5 Key Questions About Mental Illness
Two months ago, the tragedy in Newtown, Conn., shined a spotlight on two crucial issues: guns and mental health. Nationally, much of the attention has focused on gun laws and President Obama's call to strengthen them. But today, North Texas is focused on mental health -- and how to deal with mental illness.
Dallas Mayor Mike Rawlings will join KERA and The Dallas Morning News tonight in sponsoring a public forum at the City Performance Hall called “Erasing the Stigma: Mental Illness and the Search for Solutions.”
KERA's Lee Cullum will moderate the discussion, which will feature four panelists:
- State Rep. Garnet Coleman (D-Houston), who will talk about living with bipolar disorder.
- Dr. Preston Wiles, psychiatry professor at UT Southwestern Medical Center.
- Vanita Halliburton, who created the Grant Halliburton Foundation in memory of her son, who battled depression and bipolar disorder before taking his own life at age 19.
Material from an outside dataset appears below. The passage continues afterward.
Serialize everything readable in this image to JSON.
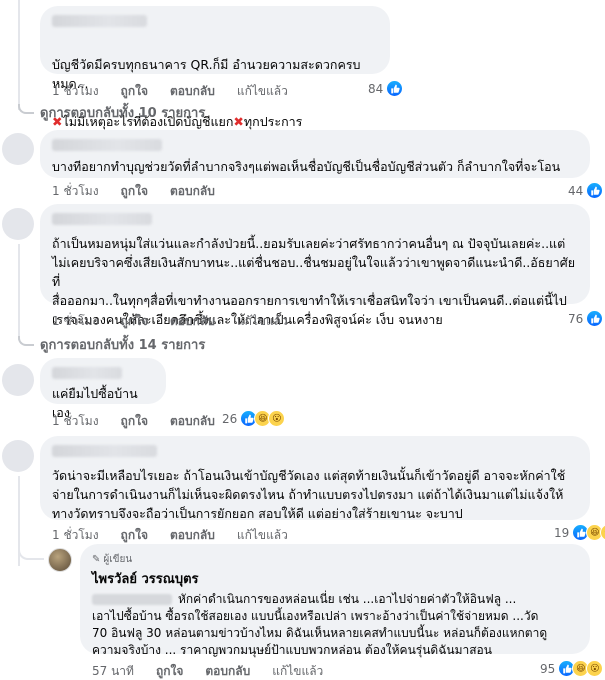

- Matt Roberts, president of Mental Health America of Greater Dallas.
1) What Is Mental Illness?
Simply put, a mental illness is a medical condition that interferes with a person's ability to function and relate to others. Mental illness can affect anyone of any background. A few of the more serious mental illnesses include depression, schizophrenia, obsessive compulsive disorder and posttraumatic stress disorder.
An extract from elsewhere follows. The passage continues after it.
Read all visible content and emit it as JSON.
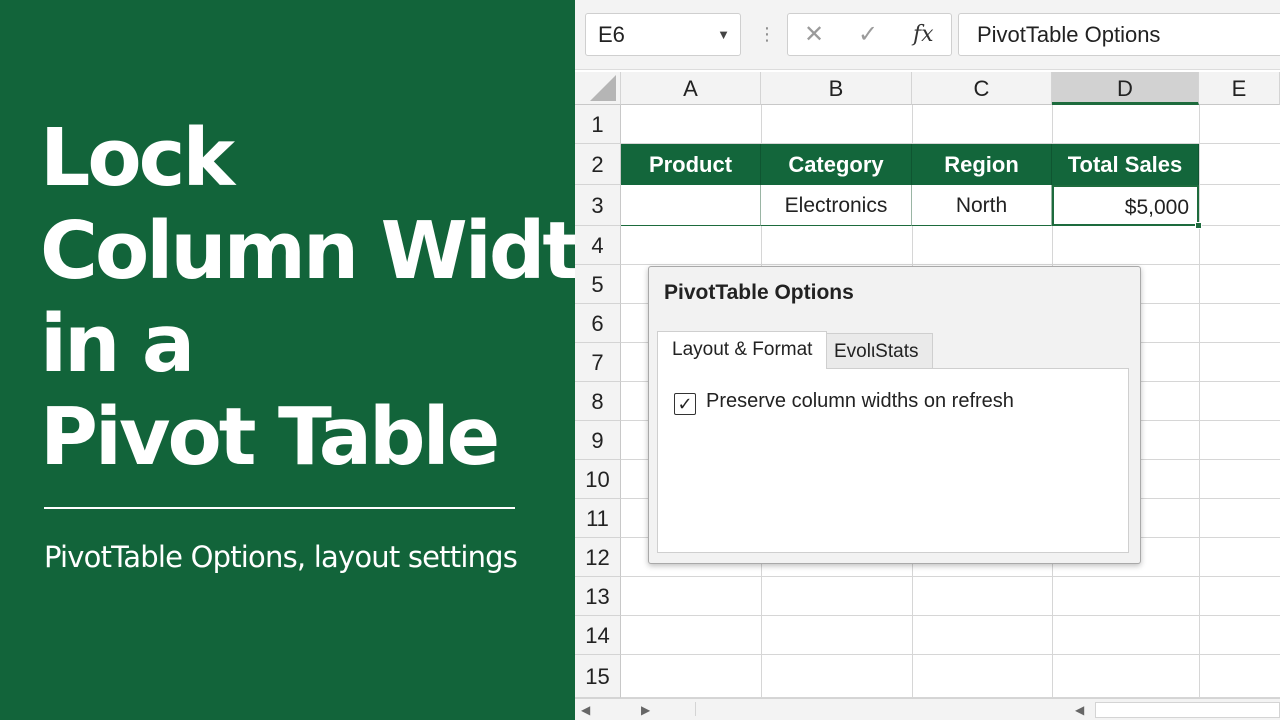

In this video, UT Southwestern Medical Center psychiatrists Drs. Adam Brenner and Preston Wiles (who is featured in the symposium this evening) answer some frequently asked questions about mental illness.
For more background and facts on mental illness check out the website of the National Alliance on Mental Illness (NAMI).
2) How Big Is The Problem Among Children And Young Adults?
The majority of mental health disorders begin in childhood or adolescence – about 75 percent by age 24. The U.S. Surgeon General estimates that as many as one in 10 American children and adolescents have "significant functional impairment" because of a mental health disorder.
According to NAMI, common mental health conditions for children and youth include anxiety, mood disorders, substance abuse, eating disorders, attention-deficit hyperactivity and autism spectrum condition.
If you suspect your child has any of these issues, check out NAMI’s treatment and services resource.
3) Where Should I Look For Help In North Texas?
- The Texas Department of State Health Services' list of Crisis Hotlines.
- Metrocare: A North Texas nonprofit that helps people with mental illness, developmental disabilities and severe emotional problems.
- National Alliance on Mental Illness of Texas: A nonprofit with 45 local affiliates throughout Texas. NAMI provides a variety of education and support to mental health consumers, family and friends.
- NorthStar: A publicly funded behavioral health program serving seven counties in the Dallas-Fort Worth area.
- Dallas Depression and Bipolar Support Alliance: A nonprofit run by individuals with mood disorders and their significant others.
- Denton County Federation of Families for Children’s Mental Health: A local chapter of the Federation of Families for Children's Mental Health addressing the needs of children and youth with emotional, behavioral or mental disorders and their families.
4) What Should I Do In A Crisis Situation?
If it is a medical emergency, dial 9-1-1.
If you are contemplating suicide, call one of the following:
- 1-800-273-TALK (8255) or TTY 1-800-799-4TTY (4889)
- Red Nacional de Prevencion del Suicidio 1-888-628-9454
For free information and referrals to health and human service agencies in Texas, dial 2-1-1.
5) How Can I Help?
Become a member of NAMI Texas
Volunteer at a suicide prevention center in Texas:
- Dallas Suicide Prevention Coalition
Margie Wright, email@example.com
- I AM HERE Coalition, Dallas Youth Suicide Prevention Coalition
(972) 744-9798; firstname.lastname@example.org
- Suicide and Crisis Center of North Texas
(214) 824-7020; email@example.com